Task Length % of module mark
Essay : Online Report and Supporting Audio Examples
N/A 50
Essay : Research Literature Review
N/A 50

Special assessment rules


Additional assessment information

Research Literature Review:
A formally written and presented critical literature review focusing on any aspect of the module content, adhering to IEEE journal guidelines.

Online Report and Supporting Audio Examples:
An online report into one or more aspects of the module (or related module) content, focused on a more general audience and using original or third party examples to highlight key aspects. This will also provide a platform for demonstrating the outcome of individual audio processing experimental and practical work via the use of sound and multimedia examples.
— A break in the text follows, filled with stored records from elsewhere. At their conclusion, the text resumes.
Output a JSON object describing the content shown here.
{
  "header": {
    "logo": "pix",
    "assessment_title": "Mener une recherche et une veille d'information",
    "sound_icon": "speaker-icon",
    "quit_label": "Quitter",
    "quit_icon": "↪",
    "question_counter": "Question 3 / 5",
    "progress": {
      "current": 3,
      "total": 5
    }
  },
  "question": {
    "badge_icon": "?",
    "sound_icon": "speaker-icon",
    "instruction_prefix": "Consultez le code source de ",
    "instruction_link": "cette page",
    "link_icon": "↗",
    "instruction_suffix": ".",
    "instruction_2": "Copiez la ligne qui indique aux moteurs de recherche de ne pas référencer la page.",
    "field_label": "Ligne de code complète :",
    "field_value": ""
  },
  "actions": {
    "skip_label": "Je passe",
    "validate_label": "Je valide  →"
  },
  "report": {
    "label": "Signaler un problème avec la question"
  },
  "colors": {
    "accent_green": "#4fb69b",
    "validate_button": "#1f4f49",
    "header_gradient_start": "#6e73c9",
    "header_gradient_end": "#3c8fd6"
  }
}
Task Length % of module mark
Essay : Online Report and Supporting Audio Examples
N/A 50
Essay : Research Literature Review
N/A 50

Module feedback

Formative Feedback:

  • Regular Practical Exercises allow the application of the theory covered in lectures in a guided and structured way and students will receive verbal (online or in person) help and feedback on methods and results.

  • Lab Demonstrators support the delivery of practical sessions and they will be able to give help and additional feedback on responses to the weekly practical exercises.

  • Weekly Seminar sessions summarise the content from online lectures and practical exercises in the previous week, and anticipate the subjects to be covered in the week ahead. This allows questions to be raised around any issues with the module content, and verbal feedback to be given on progress to date.

  • Online communication (via Email, Slack or other online means) to the Module Coordinator with Questions / Comments will be answered as soon as possible.

  • Opportunities to speak about individual assignment plans are enabled through any of the regular timetabled sessions and via online communication. The final practical session of the term is focused around receiving feedback on assessment planning.

Summative Feedback:

A standardised feedback sheet will be received for each assessment for the module, showing the final module mark, the marks breakdown against each of the learning objective assessment criteria, and how these have met based on a set of predefined grade descriptors that will be supplied with the assessment brief. In addition, personalised feedback will be given highlighting three clear areas of strength and three areas for improvement. The final module mark will also be made available via eVision.

Indicative reading

Gareth Loy, “Musimathics: The Mathematical Foundations of Music: 2”, MIT Press, 2011, ISBN-13: 978-0262516563

Udo Zölzer (Ed), “DAFX: Digital Audio Effects”, John Wiley & Sons, 2022, DOI: 10.1002/9781119991298

V. Välimäki, J. Pakarinen, C. Erkut, and M. Karjalainen, “Discrete-time Modelling of Musical Instruments”, Reports on Progress in Physics, vol. 69, no. 1, pp. 1-78, January 2006

Signal Processing for Sound Synthesis: Computer-Generated Sounds and Music for All, IEEE Signal Processing Magazine, vol. 4, no. 2, Mar. 2007

Curtis Roads, “The Computer Music Tutorial”, MIT Press, 1995, ISBN 0-262-68082-3

Perry Cook, “Real Sound Synthesis for Interactive Applications”, AK Peters, Ltd., 2002, ISBN: 1-56881-168-3

The information on this page is indicative of the module that is currently on offer. The University is constantly exploring ways to enhance and improve its degree programmes and therefore reserves the right to make variations to the content and method of delivery of modules, and to discontinue modules, if such action is reasonably considered to be necessary by the University. Where appropriate, the University will notify and consult with affected students in advance about any changes that are required in line with the University's policy on the Approval of Modifications to Existing Taught Programmes of Study.